The last couple of months have seen my 2D drawings go back and forward a few times between me and Martin. We’ve been discussing some of the finer points and making a few tweaks, ironing out some details of the neck joint and trem cavity.
With that done, Martin and his colleague Rob turned my 2D drawings into a 3D model on their system. I drove over to their workshop a few weeks ago to take a look and make some final decisions around a few questions that cropped up from the modelling process. It was interesting to see the drawings translated into 3D – not the full 3D model I had assumed, but rather a series of surfaces, basically just the bits the CNC router would need to do its job.
A couple of weeks later and an initial wooden prototype was ready for me to see, so off I went over to the workshop again (it’s a lovely drive by the way, from Brighton towards Ashford in Kent – lots of curvy country roads interspersed with long straights, presumably old Roman roads; a great run so long as you don’t get stuck behind a ‘Sunday driver’…).
This prototype isn’t intended to be a ‘playing’ guitar – it’s just made from cheap wood, and won’t be finished or fully built. It’s just for checking that the CNC process has put everything in the right place and that it all fits together correctly. It did and it does! It was great to be able to hold in my hands the final guitar shape. The front and rear radius contouring works really well and the neck-heel join is seamless and well-shaped for easy and comfortable access to the top frets.
One decision we have made as a result of building this model though is that the strip of wood at the base of the body, behind the trem cavity, probably will be too thin and prone to breaking. The solution we’ve come up with is to use an L-shaped metal plate to serve as both the trem cavity cover on the rear of the guitar and provide a solid end-plate behind the trem on the base of the body. Should look pretty good, too, I think.

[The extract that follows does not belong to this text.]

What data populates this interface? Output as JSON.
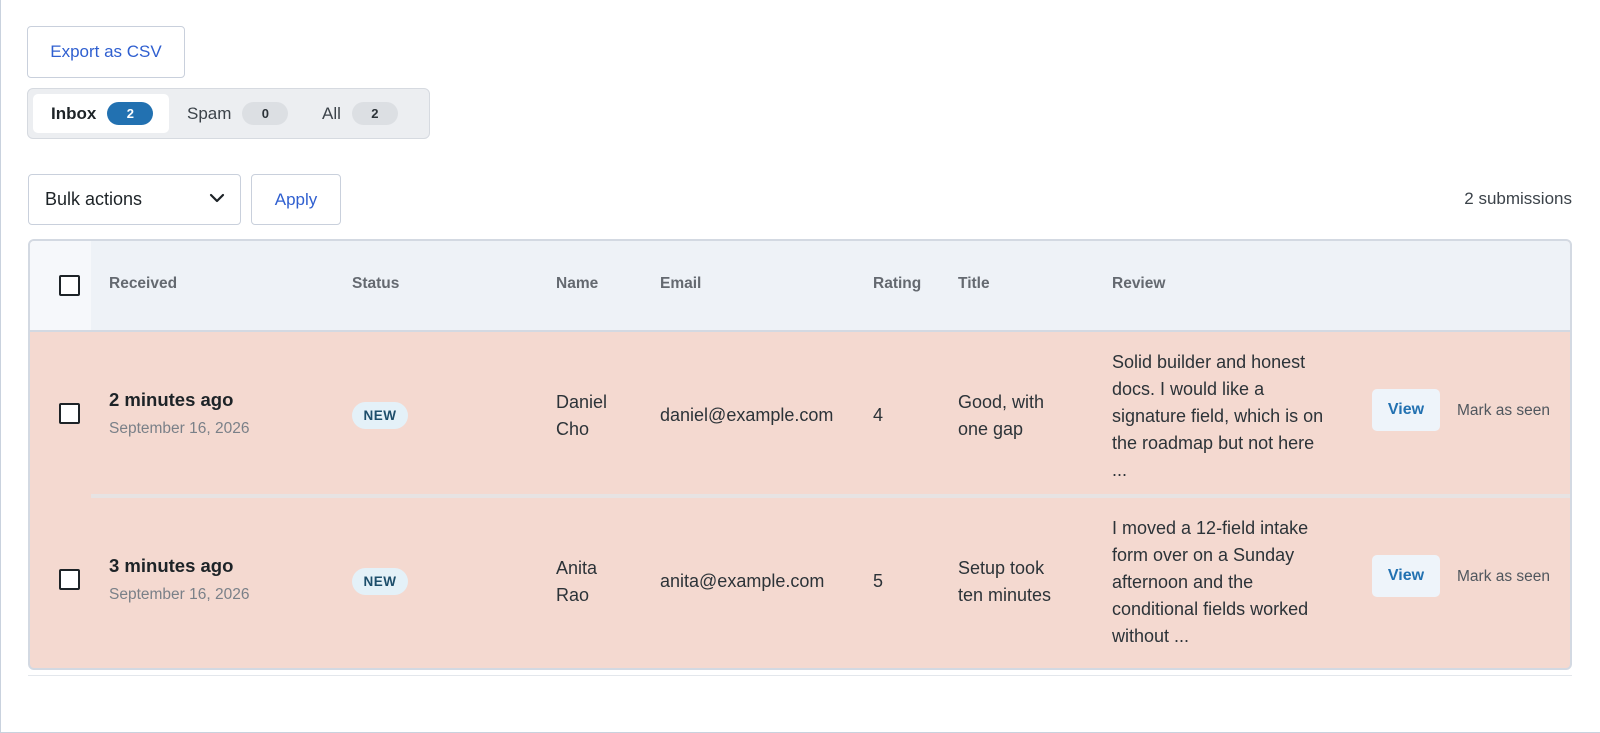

Next step is to build an actual production prototype – a fully finished, playable, guitar that will to all intents and purposes be the finished thing. Something that will look, sound and play just like the ‘real’ ones will when we go into production.
All getting quite exciting now!